The details of this story needn't bother us here; it is rather its implications which I want to examine. There are two views on derivatives. One depicts them as little more than a fee-earning devise, a form of snake oil that unscrupulous investment bankers sell to an innocent world not primarily for the sake of general economic advancement, but only further to boost the bonus pool.

Worse, some see the explosion of trading in financial instruments as a giant ponzi scheme which makes it impossible any longer to see and know where risk truly lies. It only requires a big default, they warn, to spark a domino effect and for the whole edifice to come tumbling down. The problem with these doomsday predictions is that they fail to account for why such financial instruments have become so popular. If these were dangerous and dishonest medicines peddled by carpet baggers, they would very rapidly be exposed as such and nobody would buy them.

The reason derivatives sell is that they provide a way of spreading and hedging risk. Far from increasing the risks in the financial system, in fact they dissipate it, greatly adding to both macro and microeconomic stability.The growth in these markets is thus not just good for London financiers and house prices in Belgravia, but for global economic stability too.

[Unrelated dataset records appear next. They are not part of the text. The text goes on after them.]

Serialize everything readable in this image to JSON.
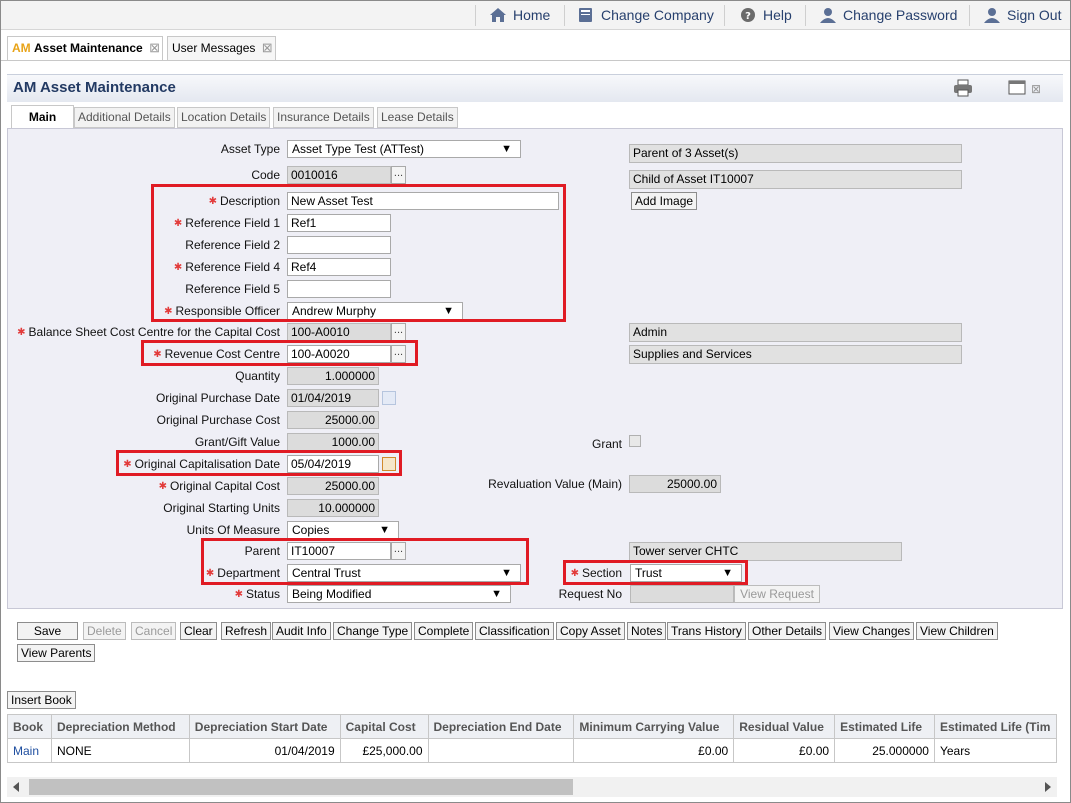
{
  "topnav": {
    "home": "Home",
    "change_company": "Change Company",
    "help": "Help",
    "change_password": "Change Password",
    "sign_out": "Sign Out"
  },
  "page_tabs": {
    "asset_prefix": "AM",
    "asset_label": "Asset Maintenance",
    "messages_label": "User Messages"
  },
  "title": "AM Asset Maintenance",
  "inner_tabs": [
    "Main",
    "Additional Details",
    "Location Details",
    "Insurance Details",
    "Lease Details"
  ],
  "form": {
    "asset_type": {
      "label": "Asset Type",
      "value": "Asset Type Test (ATTest)"
    },
    "code": {
      "label": "Code",
      "value": "0010016"
    },
    "description": {
      "label": "Description",
      "value": "New Asset Test"
    },
    "ref1": {
      "label": "Reference Field 1",
      "value": "Ref1"
    },
    "ref2": {
      "label": "Reference Field 2",
      "value": ""
    },
    "ref4": {
      "label": "Reference Field 4",
      "value": "Ref4"
    },
    "ref5": {
      "label": "Reference Field 5",
      "value": ""
    },
    "officer": {
      "label": "Responsible Officer",
      "value": "Andrew Murphy"
    },
    "bs_cost_centre": {
      "label": "Balance Sheet Cost Centre for the Capital Cost",
      "value": "100-A0010",
      "desc": "Admin"
    },
    "rev_cost_centre": {
      "label": "Revenue Cost Centre",
      "value": "100-A0020",
      "desc": "Supplies and Services"
    },
    "quantity": {
      "label": "Quantity",
      "value": "1.000000"
    },
    "purchase_date": {
      "label": "Original Purchase Date",
      "value": "01/04/2019"
    },
    "purchase_cost": {
      "label": "Original Purchase Cost",
      "value": "25000.00"
    },
    "grant_value": {
      "label": "Grant/Gift Value",
      "value": "1000.00"
    },
    "grant": {
      "label": "Grant"
    },
    "cap_date": {
      "label": "Original Capitalisation Date",
      "value": "05/04/2019"
    },
    "cap_cost": {
      "label": "Original Capital Cost",
      "value": "25000.00"
    },
    "reval": {
      "label": "Revaluation Value (Main)",
      "value": "25000.00"
    },
    "units": {
      "label": "Original Starting Units",
      "value": "10.000000"
    },
    "uom": {
      "label": "Units Of Measure",
      "value": "Copies"
    },
    "parent": {
      "label": "Parent",
      "value": "IT10007",
      "desc": "Tower server CHTC"
    },
    "department": {
      "label": "Department",
      "value": "Central Trust"
    },
    "section": {
      "label": "Section",
      "value": "Trust"
    },
    "status": {
      "label": "Status",
      "value": "Being Modified"
    },
    "request_no": {
      "label": "Request No",
      "value": ""
    },
    "view_request": "View Request",
    "parent_of": "Parent of 3 Asset(s)",
    "child_of": "Child of Asset IT10007",
    "add_image": "Add Image",
    "ellipsis": "..."
  },
  "buttons": {
    "save": "Save",
    "delete": "Delete",
    "cancel": "Cancel",
    "clear": "Clear",
    "refresh": "Refresh",
    "audit_info": "Audit Info",
    "change_type": "Change Type",
    "complete": "Complete",
    "classification": "Classification",
    "copy_asset": "Copy Asset",
    "notes": "Notes",
    "trans_history": "Trans History",
    "other_details": "Other Details",
    "view_changes": "View Changes",
    "view_children": "View Children",
    "view_parents": "View Parents"
  },
  "insert_book": "Insert Book",
  "book_grid": {
    "columns": [
      "Book",
      "Depreciation Method",
      "Depreciation Start Date",
      "Capital Cost",
      "Depreciation End Date",
      "Minimum Carrying Value",
      "Residual Value",
      "Estimated Life",
      "Estimated Life (Tim"
    ],
    "rows": [
      [
        "Main",
        "NONE",
        "01/04/2019",
        "£25,000.00",
        "",
        "£0.00",
        "£0.00",
        "25.000000",
        "Years"
      ]
    ]
  },
  "colors": {
    "highlight": "#e01b24",
    "required": "#e23b3b",
    "nav_text": "#27406e",
    "link": "#1f4fa0"
  }
}
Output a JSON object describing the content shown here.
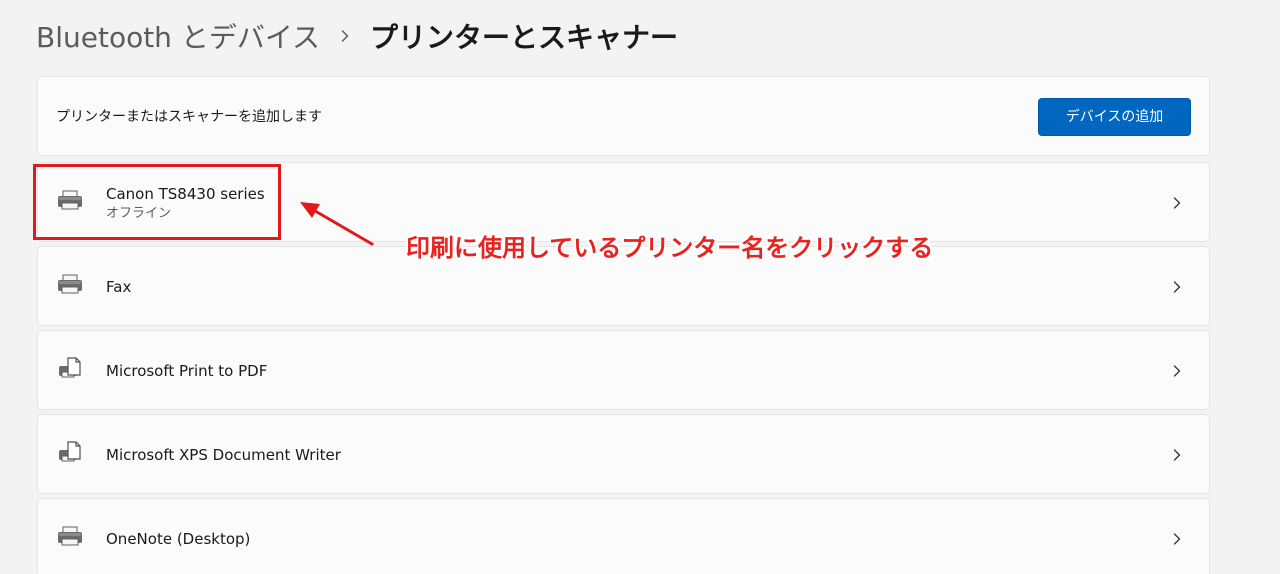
{
  "breadcrumb": {
    "parent": "Bluetooth とデバイス",
    "separator_icon": "chevron-right-icon",
    "current": "プリンターとスキャナー"
  },
  "add_device": {
    "label": "プリンターまたはスキャナーを追加します",
    "button_label": "デバイスの追加"
  },
  "devices": [
    {
      "name": "Canon TS8430 series",
      "status": "オフライン",
      "icon": "printer-icon"
    },
    {
      "name": "Fax",
      "status": "",
      "icon": "printer-icon"
    },
    {
      "name": "Microsoft Print to PDF",
      "status": "",
      "icon": "printer-document-icon"
    },
    {
      "name": "Microsoft XPS Document Writer",
      "status": "",
      "icon": "printer-document-icon"
    },
    {
      "name": "OneNote (Desktop)",
      "status": "",
      "icon": "printer-icon"
    }
  ],
  "annotation": {
    "text": "印刷に使用しているプリンター名をクリックする",
    "color": "#e0191b"
  },
  "colors": {
    "accent": "#0067c0",
    "background": "#f3f3f3",
    "card": "#fbfbfb"
  }
}
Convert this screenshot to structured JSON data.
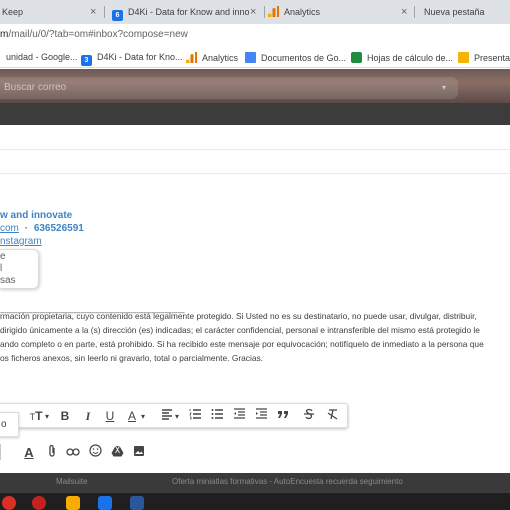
{
  "browser": {
    "tabs": [
      {
        "label": "Keep"
      },
      {
        "label": "D4Ki - Data for Know and inno",
        "badge": "6"
      },
      {
        "label": "Analytics"
      },
      {
        "label": "Nueva pestaña"
      }
    ],
    "close_glyph": "×",
    "url_prefix": "m",
    "url_rest": "/mail/u/0/?tab=om#inbox?compose=new",
    "bookmarks": [
      {
        "label": "unidad - Google..."
      },
      {
        "label": "D4Ki - Data for Kno...",
        "badge": "3"
      },
      {
        "label": "Analytics"
      },
      {
        "label": "Documentos de Go..."
      },
      {
        "label": "Hojas de cálculo de..."
      },
      {
        "label": "Presentac"
      }
    ]
  },
  "gmail": {
    "search_placeholder": "Buscar correo",
    "search_caret": "▾"
  },
  "signature": {
    "name": "w and innovate",
    "email": "com",
    "separator": "·",
    "phone": "636526591",
    "instagram": "nstagram",
    "box_lines": [
      "e",
      "l",
      "sas"
    ]
  },
  "body": {
    "dashes": "-----------------------------------------------------------------------------------------------",
    "disclaimer": [
      "rmación propietaria, cuyo contenido está legalmente protegido. Si Usted no es su destinatario, no puede usar, divulgar, distribuir,",
      "dirigido únicamente a la (s) dirección (es) indicadas; el carácter confidencial, personal e intransferible del mismo está protegido le",
      "ando completo o en  parte, está prohibido. Si ha recibido este mensaje por equivocación; notifíquelo de inmediato a la persona que",
      "os ficheros anexos, sin leerlo ni gravarlo, total o parcialmente. Gracias."
    ]
  },
  "formatting_toolbar": {
    "popup_label": "o",
    "font_size_icon": "T",
    "caret": "▾",
    "bold": "B",
    "italic": "I",
    "underline": "U",
    "text_color": "A"
  },
  "compose_actions": {
    "text_color": "A"
  },
  "background_text": {
    "left": "Mailsuite",
    "right": "Oferta miniatlas formativas - AutoEncuesta recuerda seguimiento"
  },
  "colors": {
    "signature_blue": "#3d85c6",
    "tab_strip": "#dee1e6",
    "header_theme": "#7a6260"
  }
}
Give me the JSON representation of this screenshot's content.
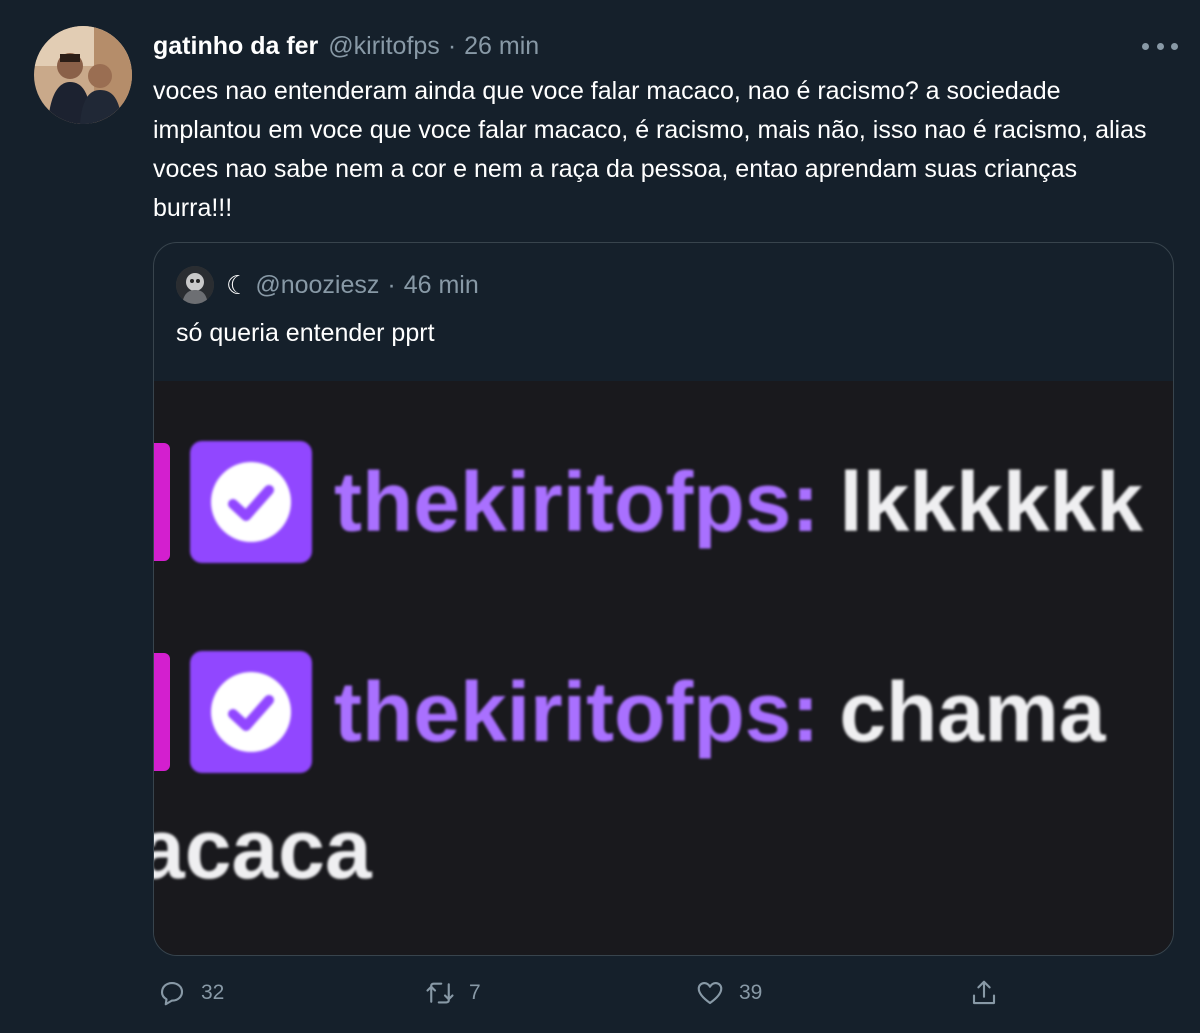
{
  "tweet": {
    "display_name": "gatinho da fer",
    "handle": "@kiritofps",
    "separator": "·",
    "time": "26 min",
    "text": "voces nao entenderam ainda que voce falar macaco, nao é racismo? a sociedade implantou em voce que voce falar macaco, é racismo, mais não, isso nao é racismo, alias voces nao sabe nem a cor e nem a raça da pessoa, entao aprendam suas crianças burra!!!"
  },
  "quote": {
    "name": "☾",
    "handle": "@nooziesz",
    "separator": "·",
    "time": "46 min",
    "text": "só queria entender pprt",
    "media": {
      "lines": [
        {
          "user": "thekiritofps:",
          "message": "lkkkkkk"
        },
        {
          "user": "thekiritofps:",
          "message": "chama"
        }
      ],
      "continuation": "acaca"
    }
  },
  "actions": {
    "reply_count": "32",
    "retweet_count": "7",
    "like_count": "39"
  },
  "colors": {
    "background": "#15202b",
    "secondary_text": "#8899a6",
    "border": "#38444d",
    "twitch_purple": "#9147ff",
    "twitch_username": "#a970ff",
    "twitch_highlight": "#d31fcf"
  }
}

What are they doing to the structure of money as a whole? The link between the growth in derivative trading and the supply of money in the global economy may be a tenuous one, but I suspect that the sharp increase in the latter has at least in some part been instructed by the growth in the former. It must have been a source of some amusement to Milton Friedman, the high priest of monetarism, to see in the twilight of his life the debate about monetary aggregates being resumed with such passion. Bizarrely, his death this week coincided with a number of keynote speeches by central bankers on the growth of money and its implications.

For those of us of a certain age, monetarism is still something of a dirty word, for it is associated with the disastrous experiment in monetary targeting pursued in the early years of the Thatcher government. It was impossible not to believe that the accompanying recession, with more than 3 million out of work and another factory closing almost daily, was not in some way connected.

Under Nigel Lawson, the policy was switched from one of internal monetary targeting to that of targeting the exchange rate. In time this proved equally disastrous, sparking first an unsustainable boom, and then an all-encompassing bust. It was only after Britain was forced out of the ERM that the inflation targeting which has become the bedrock of today's macroeconomic stability was introduced.

Yet central bankers wholly ignore growth in the monetary aggregates at the peril. Inflation is after all only a factor of too much money chasing too few goods and services. Only this week, Mervyn King, Governor of the Bank of England, said that "rapid growth in all money and credit will lead in the end either to higher inflation in goods and services or to higher asset prices that will increase demand that will itself lead to higher inflation".

He added the rider that the growth in money might also be accommodated by a change in the speed with which it is turned over. Ever since the first attempts were made to measure the growth in monetary aggregates, this has always been their major drawback. The size of the money supply, as well as the conclusions that can be drawn from its behaviour, depend crucially on how it is measured. Virtually all the measures devised seem to have little short-term correlation with inflation.

This has led Ben Bernanke, chairman of the US Federal Reserve, to question their usefulness as a macroeconomic indicator. In Britain, much of the present increase in broad money is occurring in the financial sector outside the sort of institutions that would normally be a source of pressure on asset prices.

Could this be at least in part the growing cash balances churned by pension funds, insurers and others in derivative transactions? And if it is, does it have any implications for inflation and interest rates? Sadly, the man who might once have provided the answer, Milton Friedman, is no longer with us.